For many women, there are few things that feel more ladylike than donning a new outfit with a favorite jewelry piece and high heels for a special occasion. An article published on the WebMD Women’s Health blog notes that the elegance and femininity of high heels we see in the media makes them seem more innocuous than they are: Carrie Bradshaw – Sarah Jessica Parker’s character on Sex in the City – seemed carefree and effortless in 4-inch stilettos, but the reality is that high heels can cause foot pain.

Pain in the feet related to high heels can arise from relatively simple conditions – such as bunions, corns, and calluses – to more aggressive ones – such as hammertoe (a deformity of the toe that causes it to bend downward at one or both joints) and Complex Regional Pain Syndrome in the foot’s ball.

Regardless of the pain and health challenges that may arise in the future, many women aren’t ready to throw out their favorite shoes: respondents to a recent American Podiatric Medical Association (APMA) survey found that 4 out of 10 women would put up with pain if they liked the style of a shoe, while 7 out of 10 are already experiencing pain caused by their footwear.

The good news is that a few simple tactics can help you better protect your feet while wearing high heels, so that you are less likely to develop long-lasting health problems.

Reducing high heel pain – five strategies

The tips recommended in the WebMD article were curated from the recommendations of the APMA and two doctors of podiatric medicine (DPMs). Here they are:

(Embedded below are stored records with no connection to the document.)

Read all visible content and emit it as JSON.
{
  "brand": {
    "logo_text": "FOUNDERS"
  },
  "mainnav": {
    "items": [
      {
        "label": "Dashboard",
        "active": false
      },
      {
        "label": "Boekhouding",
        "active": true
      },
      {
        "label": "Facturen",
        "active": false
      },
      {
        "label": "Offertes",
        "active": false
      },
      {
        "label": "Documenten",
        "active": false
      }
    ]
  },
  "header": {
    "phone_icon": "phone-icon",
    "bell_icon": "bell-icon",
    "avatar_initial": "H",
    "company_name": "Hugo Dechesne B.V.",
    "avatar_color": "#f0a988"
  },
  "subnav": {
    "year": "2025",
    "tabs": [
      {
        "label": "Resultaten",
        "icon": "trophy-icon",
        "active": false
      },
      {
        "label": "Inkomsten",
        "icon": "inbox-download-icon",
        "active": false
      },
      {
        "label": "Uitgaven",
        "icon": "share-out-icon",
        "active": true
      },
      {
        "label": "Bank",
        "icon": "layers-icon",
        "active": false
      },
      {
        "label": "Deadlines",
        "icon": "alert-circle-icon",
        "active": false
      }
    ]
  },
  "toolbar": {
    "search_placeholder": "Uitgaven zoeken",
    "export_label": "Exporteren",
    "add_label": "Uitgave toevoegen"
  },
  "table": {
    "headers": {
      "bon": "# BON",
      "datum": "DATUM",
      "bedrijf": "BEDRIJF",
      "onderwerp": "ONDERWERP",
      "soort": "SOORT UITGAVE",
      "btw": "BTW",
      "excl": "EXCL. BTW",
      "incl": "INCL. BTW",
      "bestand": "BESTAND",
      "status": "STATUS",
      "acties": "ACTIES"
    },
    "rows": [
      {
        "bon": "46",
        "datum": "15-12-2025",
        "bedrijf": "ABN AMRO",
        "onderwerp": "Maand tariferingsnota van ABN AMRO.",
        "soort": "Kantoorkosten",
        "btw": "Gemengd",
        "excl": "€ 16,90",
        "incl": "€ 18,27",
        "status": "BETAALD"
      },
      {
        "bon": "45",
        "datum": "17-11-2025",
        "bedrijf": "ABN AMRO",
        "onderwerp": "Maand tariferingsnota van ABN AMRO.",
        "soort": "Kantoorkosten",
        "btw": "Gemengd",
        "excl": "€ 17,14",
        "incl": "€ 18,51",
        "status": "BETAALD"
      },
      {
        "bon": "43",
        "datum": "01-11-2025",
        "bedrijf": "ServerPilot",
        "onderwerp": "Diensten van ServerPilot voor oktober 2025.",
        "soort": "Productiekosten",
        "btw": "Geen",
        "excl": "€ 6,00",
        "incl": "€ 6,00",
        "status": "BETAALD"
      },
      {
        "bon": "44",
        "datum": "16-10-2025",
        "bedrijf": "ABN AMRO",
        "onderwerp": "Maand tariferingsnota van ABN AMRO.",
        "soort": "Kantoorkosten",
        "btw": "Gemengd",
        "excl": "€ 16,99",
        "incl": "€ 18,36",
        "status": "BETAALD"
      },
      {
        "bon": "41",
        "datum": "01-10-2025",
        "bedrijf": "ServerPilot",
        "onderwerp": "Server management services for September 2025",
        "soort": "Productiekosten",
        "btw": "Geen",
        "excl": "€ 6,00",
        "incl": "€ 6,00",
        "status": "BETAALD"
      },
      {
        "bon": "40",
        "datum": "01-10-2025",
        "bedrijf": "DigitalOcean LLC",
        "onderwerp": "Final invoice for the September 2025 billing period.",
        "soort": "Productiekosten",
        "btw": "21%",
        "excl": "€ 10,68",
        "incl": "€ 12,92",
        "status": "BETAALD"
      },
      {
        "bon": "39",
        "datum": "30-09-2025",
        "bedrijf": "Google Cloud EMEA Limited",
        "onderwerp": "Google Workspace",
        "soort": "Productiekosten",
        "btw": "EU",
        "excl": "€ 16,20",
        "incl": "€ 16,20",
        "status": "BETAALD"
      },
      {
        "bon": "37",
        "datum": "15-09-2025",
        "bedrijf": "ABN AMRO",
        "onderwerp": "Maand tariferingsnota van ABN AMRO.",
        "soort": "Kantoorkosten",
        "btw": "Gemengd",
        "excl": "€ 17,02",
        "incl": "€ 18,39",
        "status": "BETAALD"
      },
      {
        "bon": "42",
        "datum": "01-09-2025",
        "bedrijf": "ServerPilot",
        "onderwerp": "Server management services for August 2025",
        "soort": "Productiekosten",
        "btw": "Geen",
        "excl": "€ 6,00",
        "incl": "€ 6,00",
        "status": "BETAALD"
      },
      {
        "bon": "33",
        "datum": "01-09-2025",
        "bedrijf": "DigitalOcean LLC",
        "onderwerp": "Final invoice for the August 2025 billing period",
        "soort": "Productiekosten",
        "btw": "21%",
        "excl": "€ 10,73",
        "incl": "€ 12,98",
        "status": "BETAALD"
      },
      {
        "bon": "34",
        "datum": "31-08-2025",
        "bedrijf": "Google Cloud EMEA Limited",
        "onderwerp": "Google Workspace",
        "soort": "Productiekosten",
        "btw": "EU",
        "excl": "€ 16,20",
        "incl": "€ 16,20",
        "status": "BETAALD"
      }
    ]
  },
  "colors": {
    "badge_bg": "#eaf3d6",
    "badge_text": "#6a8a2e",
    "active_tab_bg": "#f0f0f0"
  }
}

  1. Make sure your high heels fit. If your heels aren’t snug, your foot will slide to the front of the shoe, which increases the amount of force on your foot. Narrow heels often work best if they fit but aren’t overly tight.
  2. Inserts should be used. You may be able to use one that covers the whole shoe, but in cases where you want to focus on a particular part of the foot, silicone metatarsal pads work better. Morin says they are great at shock-absorption and feel relatively natural, with a similar consistency to body fat.
  3. Use thicker heels. If the heel is thick, it will be easier for you to distribute your weight and decrease the impact on your feet. Switching between various high heel heights can help reduce Achilles tendon issues.
  4. Don’t let your heel descend rapidly. Stilettos will cause your foot to drop straight down to the bottom of the shoe, but other styles allow your foot to slowly make its way down the slope or pitch, which minimizes the force on the arches.
  5. Let your toes breathe. Open-toe versions of high heels can reduce stress for calluses and corns. Podiatrists can remove corns and calluses, and pain management professionals can treat foot pain; but in the meantime, take a load off your feet by shifting toward your open-toe options.

Getting expert help for foot pain

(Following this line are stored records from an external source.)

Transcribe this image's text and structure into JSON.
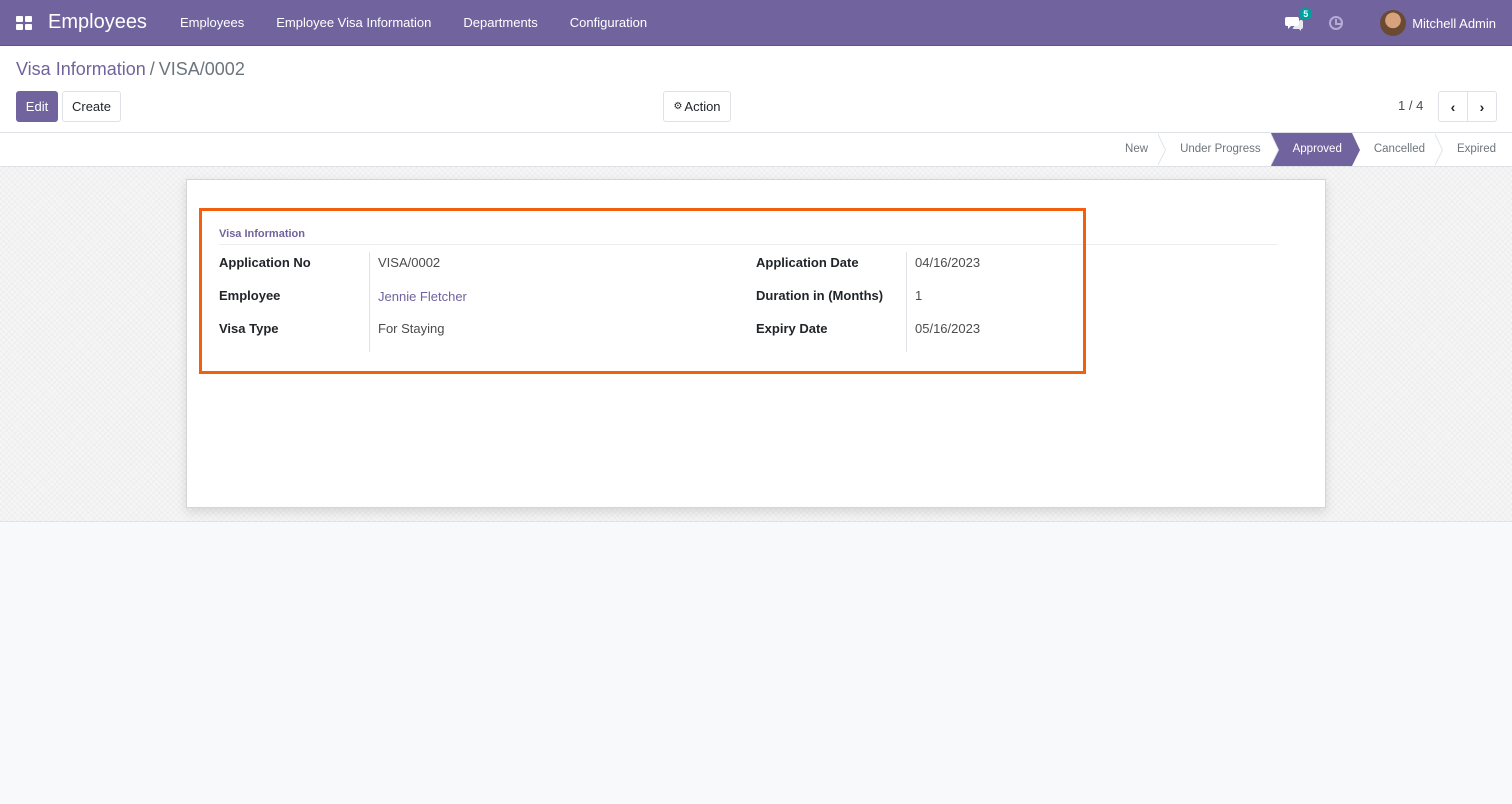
{
  "navbar": {
    "app_name": "Employees",
    "menu": [
      "Employees",
      "Employee Visa Information",
      "Departments",
      "Configuration"
    ],
    "messages_count": "5",
    "user_name": "Mitchell Admin"
  },
  "breadcrumb": {
    "parent": "Visa Information",
    "separator": "/",
    "current": "VISA/0002"
  },
  "buttons": {
    "edit": "Edit",
    "create": "Create",
    "action": "Action"
  },
  "pager": {
    "value": "1 / 4"
  },
  "statusbar": {
    "stages": [
      "New",
      "Under Progress",
      "Approved",
      "Cancelled",
      "Expired"
    ],
    "active": "Approved"
  },
  "form": {
    "group_title": "Visa Information",
    "application_no_label": "Application No",
    "application_no": "VISA/0002",
    "employee_label": "Employee",
    "employee": "Jennie Fletcher",
    "visa_type_label": "Visa Type",
    "visa_type": "For Staying",
    "application_date_label": "Application Date",
    "application_date": "04/16/2023",
    "duration_label": "Duration in (Months)",
    "duration": "1",
    "expiry_date_label": "Expiry Date",
    "expiry_date": "05/16/2023"
  },
  "colors": {
    "brand": "#71639e",
    "highlight": "#f25f0f"
  }
}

Many women feel that their foot pain arose from their own footwear decisions, so the discomfort is a natural part of life. At Pain Stop Clinics, we want to stop your pain today with our responsible pain management programs. Book your free consultation, X-ray, and hydro-massage now.